------ Exercise data ------
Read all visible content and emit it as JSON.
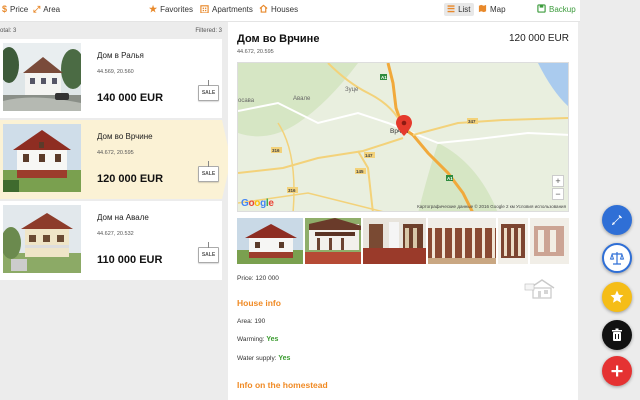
{
  "toolbar": {
    "price": "Price",
    "area": "Area",
    "favorites": "Favorites",
    "apartments": "Apartments",
    "houses": "Houses",
    "list": "List",
    "map": "Map",
    "backup": "Backup"
  },
  "list": {
    "total": "otal: 3",
    "filtered": "Filtered: 3",
    "items": [
      {
        "title": "Дом в Ралья",
        "coords": "44.569, 20.560",
        "price": "140 000 EUR",
        "sale": "SALE"
      },
      {
        "title": "Дом во Врчине",
        "coords": "44.672, 20.595",
        "price": "120 000 EUR",
        "sale": "SALE"
      },
      {
        "title": "Дом на Авале",
        "coords": "44.627, 20.532",
        "price": "110 000 EUR",
        "sale": "SALE"
      }
    ]
  },
  "detail": {
    "title": "Дом во Врчине",
    "price": "120 000 EUR",
    "coords": "44.672, 20.595",
    "map": {
      "labels": {
        "avale": "Авале",
        "zuce": "Зуце",
        "vrcin": "Врчин",
        "sava": "осава"
      },
      "roads": [
        "A1",
        "347",
        "145",
        "147",
        "316",
        "316",
        "A1"
      ],
      "credit": "Картографические данные © 2016 Google   2 км        Условия использования",
      "google": "Google",
      "zoom_in": "+",
      "zoom_out": "−"
    },
    "price_line": "Price: 120 000",
    "house_info_title": "House info",
    "area": "Area: 190",
    "warming_label": "Warming: ",
    "warming_value": "Yes",
    "water_label": "Water supply: ",
    "water_value": "Yes",
    "homestead_title": "Info on the homestead"
  },
  "fab_icons": [
    "pencil-icon",
    "scales-icon",
    "star-icon",
    "trash-icon",
    "plus-icon"
  ],
  "colors": {
    "accent": "#f08a24",
    "selected": "#fbf2d5",
    "yes": "#3a9b2f",
    "fab_edit": "#2f6fd6",
    "fab_compare": "#2f6fd6",
    "fab_favorite": "#f5bd17",
    "fab_delete": "#111111",
    "fab_add": "#e53232"
  }
}
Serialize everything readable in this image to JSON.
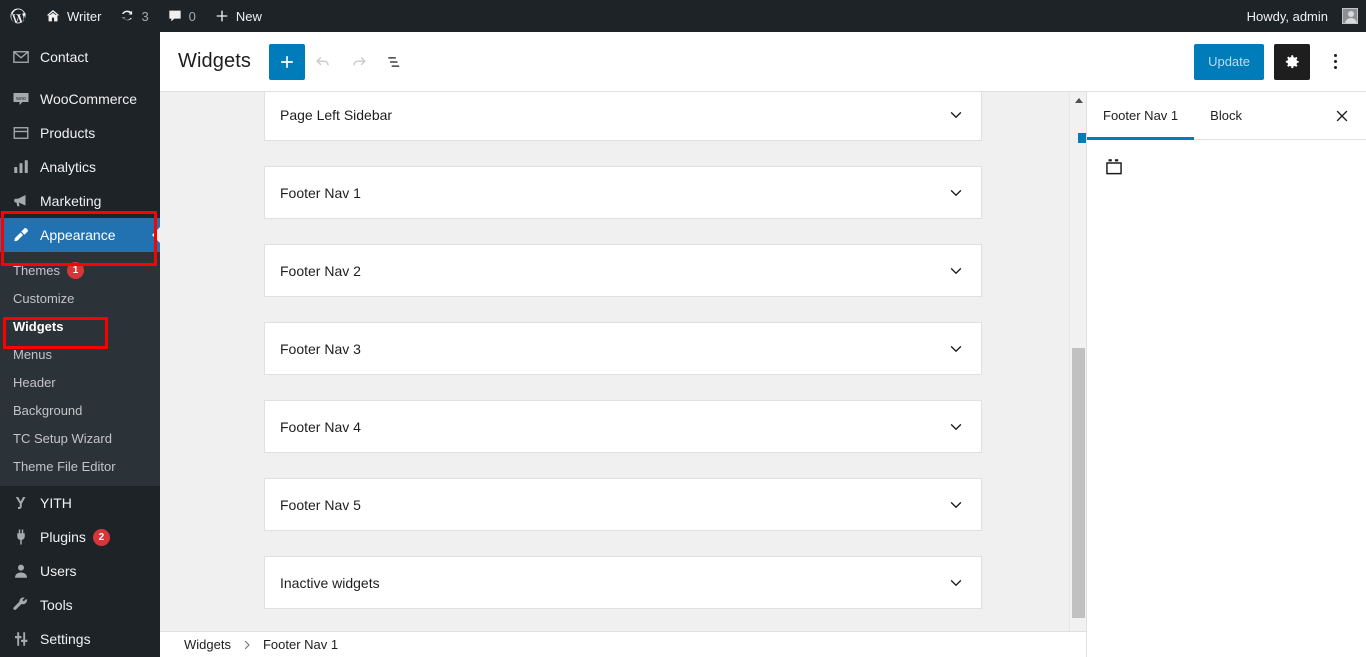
{
  "adminbar": {
    "wp_logo": "wordpress-logo-icon",
    "site_name": "Writer",
    "updates_count": "3",
    "comments_count": "0",
    "new_label": "New",
    "howdy": "Howdy, admin"
  },
  "sidebar": {
    "items": [
      {
        "label": "Contact",
        "icon": "mail-icon",
        "id": "contact"
      },
      {
        "label": "WooCommerce",
        "icon": "woo-icon",
        "id": "woocommerce"
      },
      {
        "label": "Products",
        "icon": "products-icon",
        "id": "products"
      },
      {
        "label": "Analytics",
        "icon": "chart-bars-icon",
        "id": "analytics"
      },
      {
        "label": "Marketing",
        "icon": "megaphone-icon",
        "id": "marketing"
      },
      {
        "label": "Appearance",
        "icon": "paintbrush-icon",
        "id": "appearance",
        "current": true
      },
      {
        "label": "YITH",
        "icon": "yith-icon",
        "id": "yith"
      },
      {
        "label": "Plugins",
        "icon": "plug-icon",
        "id": "plugins",
        "badge": "2"
      },
      {
        "label": "Users",
        "icon": "user-icon",
        "id": "users"
      },
      {
        "label": "Tools",
        "icon": "wrench-icon",
        "id": "tools"
      },
      {
        "label": "Settings",
        "icon": "sliders-icon",
        "id": "settings"
      }
    ],
    "submenu": [
      {
        "label": "Themes",
        "badge": "1",
        "id": "themes"
      },
      {
        "label": "Customize",
        "id": "customize"
      },
      {
        "label": "Widgets",
        "id": "widgets",
        "current": true
      },
      {
        "label": "Menus",
        "id": "menus"
      },
      {
        "label": "Header",
        "id": "header"
      },
      {
        "label": "Background",
        "id": "background"
      },
      {
        "label": "TC Setup Wizard",
        "id": "tc-setup-wizard"
      },
      {
        "label": "Theme File Editor",
        "id": "theme-file-editor"
      }
    ]
  },
  "editor_header": {
    "title": "Widgets",
    "add_block_label": "+",
    "undo_label": "undo-icon",
    "redo_label": "redo-icon",
    "list_view_label": "list-view-icon",
    "update_label": "Update",
    "settings_label": "settings-gear-icon",
    "more_label": "more-options-icon"
  },
  "canvas": {
    "panels": [
      {
        "label": "Page Left Sidebar"
      },
      {
        "label": "Footer Nav 1"
      },
      {
        "label": "Footer Nav 2"
      },
      {
        "label": "Footer Nav 3"
      },
      {
        "label": "Footer Nav 4"
      },
      {
        "label": "Footer Nav 5"
      },
      {
        "label": "Inactive widgets"
      }
    ]
  },
  "inspector": {
    "tabs": [
      {
        "label": "Footer Nav 1",
        "active": true
      },
      {
        "label": "Block",
        "active": false
      }
    ],
    "close_label": "close-icon",
    "body_icon": "widget-area-icon"
  },
  "breadcrumb": {
    "root": "Widgets",
    "separator": "›",
    "current": "Footer Nav 1"
  },
  "colors": {
    "admin_bar": "#1d2327",
    "sidebar": "#1d2327",
    "submenu": "#2c3338",
    "current_menu": "#2271b1",
    "accent": "#007cba",
    "annotation": "#ff0000",
    "badge": "#d63638",
    "canvas": "#f0f0f1"
  }
}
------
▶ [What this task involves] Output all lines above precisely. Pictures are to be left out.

▶ [Task output]
Read all visible content and emit it as JSON.
{
  "toolbar": {
    "price": "Price",
    "area": "Area",
    "favorites": "Favorites",
    "apartments": "Apartments",
    "houses": "Houses",
    "list": "List",
    "map": "Map",
    "backup": "Backup"
  },
  "list": {
    "total": "otal: 3",
    "filtered": "Filtered: 3",
    "items": [
      {
        "title": "Дом в Ралья",
        "coords": "44.569, 20.560",
        "price": "140 000 EUR",
        "sale": "SALE"
      },
      {
        "title": "Дом во Врчине",
        "coords": "44.672, 20.595",
        "price": "120 000 EUR",
        "sale": "SALE"
      },
      {
        "title": "Дом на Авале",
        "coords": "44.627, 20.532",
        "price": "110 000 EUR",
        "sale": "SALE"
      }
    ]
  },
  "detail": {
    "title": "Дом во Врчине",
    "price": "120 000 EUR",
    "coords": "44.672, 20.595",
    "map": {
      "labels": {
        "avale": "Авале",
        "zuce": "Зуце",
        "vrcin": "Врчин",
        "sava": "осава"
      },
      "roads": [
        "A1",
        "347",
        "145",
        "147",
        "316",
        "316",
        "A1"
      ],
      "credit": "Картографические данные © 2016 Google   2 км        Условия использования",
      "google": "Google",
      "zoom_in": "+",
      "zoom_out": "−"
    },
    "price_line": "Price: 120 000",
    "house_info_title": "House info",
    "area": "Area: 190",
    "warming_label": "Warming: ",
    "warming_value": "Yes",
    "water_label": "Water supply: ",
    "water_value": "Yes",
    "homestead_title": "Info on the homestead"
  },
  "fab_icons": [
    "pencil-icon",
    "scales-icon",
    "star-icon",
    "trash-icon",
    "plus-icon"
  ],
  "colors": {
    "accent": "#f08a24",
    "selected": "#fbf2d5",
    "yes": "#3a9b2f",
    "fab_edit": "#2f6fd6",
    "fab_compare": "#2f6fd6",
    "fab_favorite": "#f5bd17",
    "fab_delete": "#111111",
    "fab_add": "#e53232"
  }
}
Serialize everything readable in this image to JSON.
{
  "adminbar": {
    "wp_logo": "wordpress-logo-icon",
    "site_name": "Writer",
    "updates_count": "3",
    "comments_count": "0",
    "new_label": "New",
    "howdy": "Howdy, admin"
  },
  "sidebar": {
    "items": [
      {
        "label": "Contact",
        "icon": "mail-icon",
        "id": "contact"
      },
      {
        "label": "WooCommerce",
        "icon": "woo-icon",
        "id": "woocommerce"
      },
      {
        "label": "Products",
        "icon": "products-icon",
        "id": "products"
      },
      {
        "label": "Analytics",
        "icon": "chart-bars-icon",
        "id": "analytics"
      },
      {
        "label": "Marketing",
        "icon": "megaphone-icon",
        "id": "marketing"
      },
      {
        "label": "Appearance",
        "icon": "paintbrush-icon",
        "id": "appearance",
        "current": true
      },
      {
        "label": "YITH",
        "icon": "yith-icon",
        "id": "yith"
      },
      {
        "label": "Plugins",
        "icon": "plug-icon",
        "id": "plugins",
        "badge": "2"
      },
      {
        "label": "Users",
        "icon": "user-icon",
        "id": "users"
      },
      {
        "label": "Tools",
        "icon": "wrench-icon",
        "id": "tools"
      },
      {
        "label": "Settings",
        "icon": "sliders-icon",
        "id": "settings"
      }
    ],
    "submenu": [
      {
        "label": "Themes",
        "badge": "1",
        "id": "themes"
      },
      {
        "label": "Customize",
        "id": "customize"
      },
      {
        "label": "Widgets",
        "id": "widgets",
        "current": true
      },
      {
        "label": "Menus",
        "id": "menus"
      },
      {
        "label": "Header",
        "id": "header"
      },
      {
        "label": "Background",
        "id": "background"
      },
      {
        "label": "TC Setup Wizard",
        "id": "tc-setup-wizard"
      },
      {
        "label": "Theme File Editor",
        "id": "theme-file-editor"
      }
    ]
  },
  "editor_header": {
    "title": "Widgets",
    "add_block_label": "+",
    "undo_label": "undo-icon",
    "redo_label": "redo-icon",
    "list_view_label": "list-view-icon",
    "update_label": "Update",
    "settings_label": "settings-gear-icon",
    "more_label": "more-options-icon"
  },
  "canvas": {
    "panels": [
      {
        "label": "Page Left Sidebar"
      },
      {
        "label": "Footer Nav 1"
      },
      {
        "label": "Footer Nav 2"
      },
      {
        "label": "Footer Nav 3"
      },
      {
        "label": "Footer Nav 4"
      },
      {
        "label": "Footer Nav 5"
      },
      {
        "label": "Inactive widgets"
      }
    ]
  },
  "inspector": {
    "tabs": [
      {
        "label": "Footer Nav 1",
        "active": true
      },
      {
        "label": "Block",
        "active": false
      }
    ],
    "close_label": "close-icon",
    "body_icon": "widget-area-icon"
  },
  "breadcrumb": {
    "root": "Widgets",
    "separator": "›",
    "current": "Footer Nav 1"
  },
  "colors": {
    "admin_bar": "#1d2327",
    "sidebar": "#1d2327",
    "submenu": "#2c3338",
    "current_menu": "#2271b1",
    "accent": "#007cba",
    "annotation": "#ff0000",
    "badge": "#d63638",
    "canvas": "#f0f0f1"
  }
}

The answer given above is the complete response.